REQUIREMENT => Print all entries precisely as they are written.
::: RAW DATA :::
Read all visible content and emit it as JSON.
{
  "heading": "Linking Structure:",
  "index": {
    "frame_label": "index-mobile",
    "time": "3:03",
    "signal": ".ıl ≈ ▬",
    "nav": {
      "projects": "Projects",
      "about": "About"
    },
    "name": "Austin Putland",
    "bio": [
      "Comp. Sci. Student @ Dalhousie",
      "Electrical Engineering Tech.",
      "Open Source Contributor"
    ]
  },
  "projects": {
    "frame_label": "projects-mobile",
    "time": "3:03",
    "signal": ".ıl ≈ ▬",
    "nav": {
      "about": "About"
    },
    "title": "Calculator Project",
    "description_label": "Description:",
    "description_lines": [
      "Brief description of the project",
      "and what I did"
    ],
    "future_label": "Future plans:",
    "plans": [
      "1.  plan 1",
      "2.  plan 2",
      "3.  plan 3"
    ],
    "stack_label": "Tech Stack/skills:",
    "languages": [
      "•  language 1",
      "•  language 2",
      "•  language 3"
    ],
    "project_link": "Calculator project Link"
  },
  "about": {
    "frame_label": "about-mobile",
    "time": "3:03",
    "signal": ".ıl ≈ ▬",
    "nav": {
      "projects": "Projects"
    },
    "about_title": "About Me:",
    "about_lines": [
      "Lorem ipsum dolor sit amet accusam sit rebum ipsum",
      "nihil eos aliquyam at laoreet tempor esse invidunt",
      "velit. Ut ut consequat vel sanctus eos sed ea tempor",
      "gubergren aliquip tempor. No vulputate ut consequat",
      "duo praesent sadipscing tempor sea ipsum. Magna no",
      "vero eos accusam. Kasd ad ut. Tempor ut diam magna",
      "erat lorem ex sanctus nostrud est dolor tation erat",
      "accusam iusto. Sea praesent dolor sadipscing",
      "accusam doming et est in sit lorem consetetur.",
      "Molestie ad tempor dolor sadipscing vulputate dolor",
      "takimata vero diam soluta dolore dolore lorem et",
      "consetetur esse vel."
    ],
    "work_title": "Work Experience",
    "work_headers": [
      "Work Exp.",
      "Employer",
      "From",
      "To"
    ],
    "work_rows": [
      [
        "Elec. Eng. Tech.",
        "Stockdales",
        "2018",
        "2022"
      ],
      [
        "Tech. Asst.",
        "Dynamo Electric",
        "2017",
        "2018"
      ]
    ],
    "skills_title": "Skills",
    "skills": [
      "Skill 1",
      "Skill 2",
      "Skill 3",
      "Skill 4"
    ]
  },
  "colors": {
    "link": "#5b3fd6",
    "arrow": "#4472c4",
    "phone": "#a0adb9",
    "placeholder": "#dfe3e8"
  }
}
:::
COMPLETED TASK =>
Read all visible content and emit it as JSON.
{
  "heading": "Linking Structure:",
  "index": {
    "frame_label": "index-mobile",
    "time": "3:03",
    "signal": ".ıl ≈ ▬",
    "nav": {
      "projects": "Projects",
      "about": "About"
    },
    "name": "Austin Putland",
    "bio": [
      "Comp. Sci. Student @ Dalhousie",
      "Electrical Engineering Tech.",
      "Open Source Contributor"
    ]
  },
  "projects": {
    "frame_label": "projects-mobile",
    "time": "3:03",
    "signal": ".ıl ≈ ▬",
    "nav": {
      "about": "About"
    },
    "title": "Calculator Project",
    "description_label": "Description:",
    "description_lines": [
      "Brief description of the project",
      "and what I did"
    ],
    "future_label": "Future plans:",
    "plans": [
      "1.  plan 1",
      "2.  plan 2",
      "3.  plan 3"
    ],
    "stack_label": "Tech Stack/skills:",
    "languages": [
      "•  language 1",
      "•  language 2",
      "•  language 3"
    ],
    "project_link": "Calculator project Link"
  },
  "about": {
    "frame_label": "about-mobile",
    "time": "3:03",
    "signal": ".ıl ≈ ▬",
    "nav": {
      "projects": "Projects"
    },
    "about_title": "About Me:",
    "about_lines": [
      "Lorem ipsum dolor sit amet accusam sit rebum ipsum",
      "nihil eos aliquyam at laoreet tempor esse invidunt",
      "velit. Ut ut consequat vel sanctus eos sed ea tempor",
      "gubergren aliquip tempor. No vulputate ut consequat",
      "duo praesent sadipscing tempor sea ipsum. Magna no",
      "vero eos accusam. Kasd ad ut. Tempor ut diam magna",
      "erat lorem ex sanctus nostrud est dolor tation erat",
      "accusam iusto. Sea praesent dolor sadipscing",
      "accusam doming et est in sit lorem consetetur.",
      "Molestie ad tempor dolor sadipscing vulputate dolor",
      "takimata vero diam soluta dolore dolore lorem et",
      "consetetur esse vel."
    ],
    "work_title": "Work Experience",
    "work_headers": [
      "Work Exp.",
      "Employer",
      "From",
      "To"
    ],
    "work_rows": [
      [
        "Elec. Eng. Tech.",
        "Stockdales",
        "2018",
        "2022"
      ],
      [
        "Tech. Asst.",
        "Dynamo Electric",
        "2017",
        "2018"
      ]
    ],
    "skills_title": "Skills",
    "skills": [
      "Skill 1",
      "Skill 2",
      "Skill 3",
      "Skill 4"
    ]
  },
  "colors": {
    "link": "#5b3fd6",
    "arrow": "#4472c4",
    "phone": "#a0adb9",
    "placeholder": "#dfe3e8"
  }
}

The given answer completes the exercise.